Collection entries
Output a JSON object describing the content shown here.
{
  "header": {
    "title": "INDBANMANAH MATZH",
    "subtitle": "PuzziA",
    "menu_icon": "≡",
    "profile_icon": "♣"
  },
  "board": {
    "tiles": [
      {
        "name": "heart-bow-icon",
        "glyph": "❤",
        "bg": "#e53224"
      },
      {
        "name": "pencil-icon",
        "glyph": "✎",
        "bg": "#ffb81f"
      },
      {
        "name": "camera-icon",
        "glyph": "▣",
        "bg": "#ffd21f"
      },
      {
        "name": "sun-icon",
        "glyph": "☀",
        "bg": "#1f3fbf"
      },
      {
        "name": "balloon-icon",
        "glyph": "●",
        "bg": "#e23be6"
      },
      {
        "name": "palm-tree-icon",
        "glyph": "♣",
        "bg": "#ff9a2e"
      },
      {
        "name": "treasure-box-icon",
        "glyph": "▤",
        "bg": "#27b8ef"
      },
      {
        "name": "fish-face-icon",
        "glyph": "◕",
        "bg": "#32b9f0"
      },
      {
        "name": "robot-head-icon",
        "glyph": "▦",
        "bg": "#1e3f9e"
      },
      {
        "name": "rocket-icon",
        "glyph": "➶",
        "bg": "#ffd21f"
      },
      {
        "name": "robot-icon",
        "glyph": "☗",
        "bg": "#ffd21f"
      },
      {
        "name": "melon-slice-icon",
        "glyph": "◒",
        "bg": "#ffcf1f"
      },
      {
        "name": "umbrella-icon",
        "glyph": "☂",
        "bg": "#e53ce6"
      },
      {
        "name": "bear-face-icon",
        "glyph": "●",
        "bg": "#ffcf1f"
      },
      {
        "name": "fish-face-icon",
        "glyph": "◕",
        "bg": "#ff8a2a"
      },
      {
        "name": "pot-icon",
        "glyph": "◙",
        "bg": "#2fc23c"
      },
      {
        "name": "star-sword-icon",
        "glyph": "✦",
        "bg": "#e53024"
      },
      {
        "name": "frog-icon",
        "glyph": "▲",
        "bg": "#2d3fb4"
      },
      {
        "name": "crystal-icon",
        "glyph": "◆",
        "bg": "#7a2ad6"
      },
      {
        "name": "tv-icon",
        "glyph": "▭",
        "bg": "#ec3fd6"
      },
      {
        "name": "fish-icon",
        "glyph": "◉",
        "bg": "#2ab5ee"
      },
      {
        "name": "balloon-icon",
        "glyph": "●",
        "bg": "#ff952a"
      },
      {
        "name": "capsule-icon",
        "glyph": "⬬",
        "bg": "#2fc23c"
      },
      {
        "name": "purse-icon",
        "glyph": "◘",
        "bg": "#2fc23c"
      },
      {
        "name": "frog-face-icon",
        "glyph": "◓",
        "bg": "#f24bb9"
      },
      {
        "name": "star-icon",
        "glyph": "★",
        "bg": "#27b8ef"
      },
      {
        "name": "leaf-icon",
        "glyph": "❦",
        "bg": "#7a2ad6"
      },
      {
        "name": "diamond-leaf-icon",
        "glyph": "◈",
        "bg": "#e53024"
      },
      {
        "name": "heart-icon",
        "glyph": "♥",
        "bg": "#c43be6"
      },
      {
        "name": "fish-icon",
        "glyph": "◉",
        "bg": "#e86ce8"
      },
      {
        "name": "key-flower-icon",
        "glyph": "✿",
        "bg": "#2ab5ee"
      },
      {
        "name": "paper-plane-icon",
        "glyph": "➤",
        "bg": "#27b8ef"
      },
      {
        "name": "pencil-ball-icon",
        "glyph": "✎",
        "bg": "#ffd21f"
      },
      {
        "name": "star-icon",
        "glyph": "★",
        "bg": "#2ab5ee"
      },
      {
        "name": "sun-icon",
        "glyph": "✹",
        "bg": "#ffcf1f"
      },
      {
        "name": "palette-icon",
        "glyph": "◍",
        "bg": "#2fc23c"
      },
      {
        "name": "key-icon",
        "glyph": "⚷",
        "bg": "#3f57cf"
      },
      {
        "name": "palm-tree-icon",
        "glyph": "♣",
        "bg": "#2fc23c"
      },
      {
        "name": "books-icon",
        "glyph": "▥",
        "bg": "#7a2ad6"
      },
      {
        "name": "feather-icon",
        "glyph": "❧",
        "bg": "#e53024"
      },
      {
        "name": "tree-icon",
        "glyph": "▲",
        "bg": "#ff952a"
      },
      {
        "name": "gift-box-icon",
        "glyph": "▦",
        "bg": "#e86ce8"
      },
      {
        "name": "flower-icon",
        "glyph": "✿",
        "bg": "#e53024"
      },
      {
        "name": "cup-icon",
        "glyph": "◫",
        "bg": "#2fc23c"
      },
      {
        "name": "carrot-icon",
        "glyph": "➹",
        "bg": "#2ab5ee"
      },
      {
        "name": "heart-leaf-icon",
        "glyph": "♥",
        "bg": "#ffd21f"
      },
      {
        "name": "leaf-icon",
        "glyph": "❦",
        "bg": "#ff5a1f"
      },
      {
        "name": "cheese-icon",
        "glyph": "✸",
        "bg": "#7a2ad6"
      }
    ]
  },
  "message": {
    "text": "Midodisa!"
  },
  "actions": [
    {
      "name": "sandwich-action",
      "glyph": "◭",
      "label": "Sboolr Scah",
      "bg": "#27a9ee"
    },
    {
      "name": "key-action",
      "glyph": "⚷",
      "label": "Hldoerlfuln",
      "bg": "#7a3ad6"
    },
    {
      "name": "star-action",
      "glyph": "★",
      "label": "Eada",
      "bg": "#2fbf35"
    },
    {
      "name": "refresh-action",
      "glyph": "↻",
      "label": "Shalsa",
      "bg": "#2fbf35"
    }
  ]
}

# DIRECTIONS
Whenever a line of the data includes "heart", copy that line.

# TASK SOLUTION
        "name": "heart-bow-icon",
        "name": "heart-icon",
        "name": "heart-leaf-icon",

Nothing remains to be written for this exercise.